The Iowa Department of Public Health’s (IDPH) annual HIV Surveillance Report for 2015 finds there were 124 new HIV diagnoses last year, an increase of 27 percent from the 98 cases reported in 2014. “This increase marks a return to the levels we saw in 2013, and is a reversal from the drop in cases from 2013 to 2014,” said IDPH HIV/AIDS Surveillance coordinator Jerry Harms.
The reason for the increase in diagnoses is unclear; however, 2014 was the first year of full implementation of the Affordable Care Act (ACA) and it is possible fewer tests were performed that year because providers were dealing with the influx of new patients. In 2015, providers may have been more prepared for the increase in patients, and were more likely to perform testing. More detailed analyses indicate the largest decreases in 2014 and increases in 2015 occurred in private physician offices, hospital-based clinics, and community health centers (compared to public test sites, correctional settings, and blood banks).
Established nationally in 2013, the HIV Care Continuum Initiative focuses on linking newly diagnosed individuals to care, retaining them in care, and increasing the proportion of HIV-diagnosed individuals whose viral load (the amount of virus in their blood) is effectively suppressed. Studies have shown viral suppression improves individual health outcomes and may reduce the likelihood of transmitting HIV by up to 96 percent. Of the 2,367 diagnosed persons (both in and out of care) in Iowa, 76 percent were virally suppressed. Nationally, an estimated 42 percent of persons diagnosed with HIV (both in and out of care) had attained viral suppression, so Iowa does very well by comparison.

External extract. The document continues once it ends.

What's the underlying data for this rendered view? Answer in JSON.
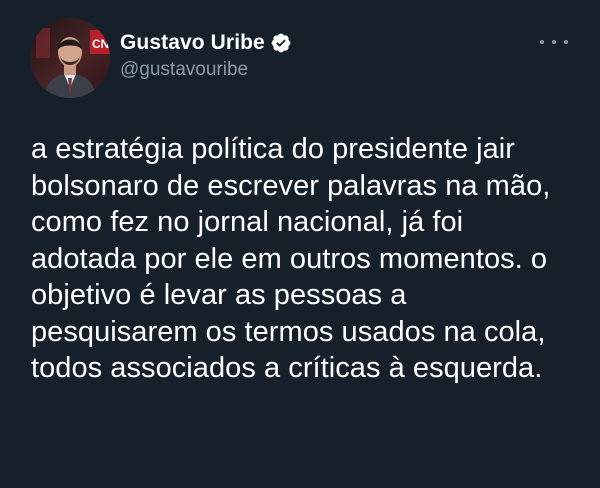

The number of deaths among HIV-infected persons diagnosed in Iowa continues to decrease since peaking at 103 deaths in 1995. Since 2000, the number of deaths has fluctuated from a low of 20 to a high of 44. Preliminary data indicate 20 HIV or AIDS-related Iowa deaths in 2015.